At issue was how the population-based funding model determines how to allocate funding to the country's 20 health boards based on demographic and other factors. It represents more than two-thirds of the total public health spend.
The pair ''stopped short'' of appealing to the Office of the Ombudsman after failing to obtain key information from the Ministry of Health. They opted to ''piece together'' the formula, but could not be sure of the calculations because of lack of data.
''As such, it is impossible to tell whether the DHB allocations are correct or fair, raising questions that every DHB finance department and the Government should be concerned about.''
The part played by the population calculation is significant, accounting for per person funding differences between boards of up to almost 25%.

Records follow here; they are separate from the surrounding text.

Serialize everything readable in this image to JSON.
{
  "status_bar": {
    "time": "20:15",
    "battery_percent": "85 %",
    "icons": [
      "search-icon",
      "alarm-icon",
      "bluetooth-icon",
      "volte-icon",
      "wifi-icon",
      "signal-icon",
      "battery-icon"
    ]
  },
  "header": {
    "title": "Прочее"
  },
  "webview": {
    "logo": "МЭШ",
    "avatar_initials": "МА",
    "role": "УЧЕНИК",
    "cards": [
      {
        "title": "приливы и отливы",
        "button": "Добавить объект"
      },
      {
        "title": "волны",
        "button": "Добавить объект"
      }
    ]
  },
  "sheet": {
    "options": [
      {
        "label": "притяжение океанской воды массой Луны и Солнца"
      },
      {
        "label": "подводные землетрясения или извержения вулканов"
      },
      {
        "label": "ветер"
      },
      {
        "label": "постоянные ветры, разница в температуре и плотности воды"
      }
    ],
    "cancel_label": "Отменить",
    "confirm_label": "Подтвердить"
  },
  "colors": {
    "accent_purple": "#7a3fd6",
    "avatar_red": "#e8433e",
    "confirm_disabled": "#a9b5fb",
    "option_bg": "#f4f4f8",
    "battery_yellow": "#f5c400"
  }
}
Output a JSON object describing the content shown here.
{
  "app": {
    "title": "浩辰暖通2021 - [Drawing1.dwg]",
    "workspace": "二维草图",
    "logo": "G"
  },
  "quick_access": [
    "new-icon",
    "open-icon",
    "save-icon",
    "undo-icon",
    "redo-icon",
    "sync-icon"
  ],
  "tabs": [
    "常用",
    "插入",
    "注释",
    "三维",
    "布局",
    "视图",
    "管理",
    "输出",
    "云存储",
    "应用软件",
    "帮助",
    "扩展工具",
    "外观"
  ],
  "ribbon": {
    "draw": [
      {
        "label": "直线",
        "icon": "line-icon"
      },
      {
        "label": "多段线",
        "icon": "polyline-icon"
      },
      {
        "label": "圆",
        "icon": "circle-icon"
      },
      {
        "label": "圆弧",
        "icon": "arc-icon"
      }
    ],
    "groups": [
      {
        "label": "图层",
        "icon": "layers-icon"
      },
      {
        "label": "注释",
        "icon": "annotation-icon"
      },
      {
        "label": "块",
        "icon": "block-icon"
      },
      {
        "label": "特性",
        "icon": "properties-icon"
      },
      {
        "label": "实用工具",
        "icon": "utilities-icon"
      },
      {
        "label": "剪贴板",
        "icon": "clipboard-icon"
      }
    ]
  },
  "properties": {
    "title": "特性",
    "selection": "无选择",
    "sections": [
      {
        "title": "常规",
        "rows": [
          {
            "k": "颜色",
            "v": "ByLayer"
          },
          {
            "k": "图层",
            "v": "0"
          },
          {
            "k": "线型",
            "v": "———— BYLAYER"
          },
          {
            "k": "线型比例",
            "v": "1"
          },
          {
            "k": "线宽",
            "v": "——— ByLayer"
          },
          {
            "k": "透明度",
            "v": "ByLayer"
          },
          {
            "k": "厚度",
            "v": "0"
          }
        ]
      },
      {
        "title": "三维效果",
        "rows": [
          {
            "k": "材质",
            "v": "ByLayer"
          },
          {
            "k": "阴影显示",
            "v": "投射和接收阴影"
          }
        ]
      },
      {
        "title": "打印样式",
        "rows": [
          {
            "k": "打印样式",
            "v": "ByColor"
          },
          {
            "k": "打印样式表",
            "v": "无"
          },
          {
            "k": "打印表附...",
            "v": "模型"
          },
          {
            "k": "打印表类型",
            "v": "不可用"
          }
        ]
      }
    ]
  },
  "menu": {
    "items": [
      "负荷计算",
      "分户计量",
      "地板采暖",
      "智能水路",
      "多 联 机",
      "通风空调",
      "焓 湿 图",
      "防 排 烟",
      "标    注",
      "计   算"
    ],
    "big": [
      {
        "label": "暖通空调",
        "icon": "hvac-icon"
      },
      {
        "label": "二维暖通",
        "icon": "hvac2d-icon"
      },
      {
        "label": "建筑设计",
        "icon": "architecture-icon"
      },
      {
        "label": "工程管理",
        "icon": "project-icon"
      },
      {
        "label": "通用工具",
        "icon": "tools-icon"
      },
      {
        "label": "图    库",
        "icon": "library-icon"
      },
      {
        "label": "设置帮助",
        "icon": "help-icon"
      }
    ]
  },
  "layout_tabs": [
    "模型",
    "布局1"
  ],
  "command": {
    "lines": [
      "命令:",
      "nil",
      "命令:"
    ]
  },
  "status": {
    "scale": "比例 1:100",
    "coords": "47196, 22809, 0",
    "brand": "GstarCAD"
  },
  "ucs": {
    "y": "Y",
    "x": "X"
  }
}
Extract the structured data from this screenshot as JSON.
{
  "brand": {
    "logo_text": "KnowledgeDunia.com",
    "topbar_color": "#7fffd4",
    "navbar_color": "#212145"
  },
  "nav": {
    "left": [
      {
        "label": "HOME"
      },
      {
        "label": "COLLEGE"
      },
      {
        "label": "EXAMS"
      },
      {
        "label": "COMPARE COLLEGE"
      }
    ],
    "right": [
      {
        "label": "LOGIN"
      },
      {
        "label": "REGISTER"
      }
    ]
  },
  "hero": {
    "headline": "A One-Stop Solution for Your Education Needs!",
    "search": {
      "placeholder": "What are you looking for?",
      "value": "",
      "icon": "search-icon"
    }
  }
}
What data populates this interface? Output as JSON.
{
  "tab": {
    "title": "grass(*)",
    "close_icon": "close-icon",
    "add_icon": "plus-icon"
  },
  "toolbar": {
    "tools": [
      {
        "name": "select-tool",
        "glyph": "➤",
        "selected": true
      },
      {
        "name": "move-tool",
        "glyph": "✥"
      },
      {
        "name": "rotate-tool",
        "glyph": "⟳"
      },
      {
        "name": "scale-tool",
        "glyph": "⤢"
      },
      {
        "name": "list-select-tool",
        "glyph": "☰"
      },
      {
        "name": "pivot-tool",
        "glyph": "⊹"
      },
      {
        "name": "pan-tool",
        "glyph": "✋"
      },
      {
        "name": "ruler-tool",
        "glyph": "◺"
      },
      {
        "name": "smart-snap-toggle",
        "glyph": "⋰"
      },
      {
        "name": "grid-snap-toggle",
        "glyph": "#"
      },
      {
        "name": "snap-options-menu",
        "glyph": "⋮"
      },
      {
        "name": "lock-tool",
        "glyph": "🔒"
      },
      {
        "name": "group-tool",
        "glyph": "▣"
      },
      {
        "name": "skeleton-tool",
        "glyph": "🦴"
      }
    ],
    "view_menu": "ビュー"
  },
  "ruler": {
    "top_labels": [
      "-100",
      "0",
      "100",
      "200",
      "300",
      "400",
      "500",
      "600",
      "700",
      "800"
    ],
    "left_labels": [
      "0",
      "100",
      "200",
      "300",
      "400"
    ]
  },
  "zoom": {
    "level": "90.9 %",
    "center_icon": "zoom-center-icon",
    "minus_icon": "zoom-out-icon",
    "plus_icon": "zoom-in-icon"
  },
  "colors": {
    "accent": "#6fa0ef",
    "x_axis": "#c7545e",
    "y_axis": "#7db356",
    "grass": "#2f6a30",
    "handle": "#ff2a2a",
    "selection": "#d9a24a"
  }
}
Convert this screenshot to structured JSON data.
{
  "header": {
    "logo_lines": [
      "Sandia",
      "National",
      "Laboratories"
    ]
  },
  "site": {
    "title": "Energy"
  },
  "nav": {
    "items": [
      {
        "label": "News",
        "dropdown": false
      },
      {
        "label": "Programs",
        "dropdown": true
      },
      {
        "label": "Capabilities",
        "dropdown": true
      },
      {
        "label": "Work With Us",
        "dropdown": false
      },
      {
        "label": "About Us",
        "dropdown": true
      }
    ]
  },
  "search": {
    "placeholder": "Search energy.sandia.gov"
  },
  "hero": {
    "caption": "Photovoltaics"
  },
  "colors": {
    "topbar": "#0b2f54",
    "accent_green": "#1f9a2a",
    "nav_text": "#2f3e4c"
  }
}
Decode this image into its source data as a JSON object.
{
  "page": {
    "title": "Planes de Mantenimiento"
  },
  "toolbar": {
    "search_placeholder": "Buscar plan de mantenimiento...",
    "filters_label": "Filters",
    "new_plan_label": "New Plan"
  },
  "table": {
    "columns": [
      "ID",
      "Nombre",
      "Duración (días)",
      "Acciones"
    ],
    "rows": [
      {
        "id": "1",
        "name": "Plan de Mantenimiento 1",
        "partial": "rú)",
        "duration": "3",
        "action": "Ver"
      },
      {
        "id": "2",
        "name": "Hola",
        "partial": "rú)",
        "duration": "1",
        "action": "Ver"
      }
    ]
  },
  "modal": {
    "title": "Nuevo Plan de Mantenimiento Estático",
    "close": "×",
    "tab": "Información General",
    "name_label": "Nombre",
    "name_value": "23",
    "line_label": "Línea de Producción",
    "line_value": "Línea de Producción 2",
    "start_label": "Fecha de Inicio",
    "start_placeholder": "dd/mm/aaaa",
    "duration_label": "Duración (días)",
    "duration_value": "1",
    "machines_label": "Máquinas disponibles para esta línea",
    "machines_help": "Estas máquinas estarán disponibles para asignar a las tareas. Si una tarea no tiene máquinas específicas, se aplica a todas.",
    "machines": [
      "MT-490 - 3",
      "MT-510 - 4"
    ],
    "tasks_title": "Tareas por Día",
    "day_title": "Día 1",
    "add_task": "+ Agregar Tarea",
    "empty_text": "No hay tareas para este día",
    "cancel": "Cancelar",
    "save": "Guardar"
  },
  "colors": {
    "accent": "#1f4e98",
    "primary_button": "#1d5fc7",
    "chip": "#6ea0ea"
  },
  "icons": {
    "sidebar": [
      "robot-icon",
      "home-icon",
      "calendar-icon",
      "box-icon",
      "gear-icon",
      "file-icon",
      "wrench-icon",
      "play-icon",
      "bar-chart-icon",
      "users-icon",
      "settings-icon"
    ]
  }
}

''The implication of the population-based funding process is that some DHBs appear to be financially better off than others as the populations they serve attract higher levels of funding.''
The lack of information was unusual compared with other countries, such as England, where published data sparked regular discussion and independent evaluation.
More transparency would help drive improvements in the sector, the authors argue.
Last year, Prof Gauld told the Otago Daily Times the National and Labour parties ignored the issue out of political expediency. Population-based funding was introduced a decade ago. firstname.lastname@example.org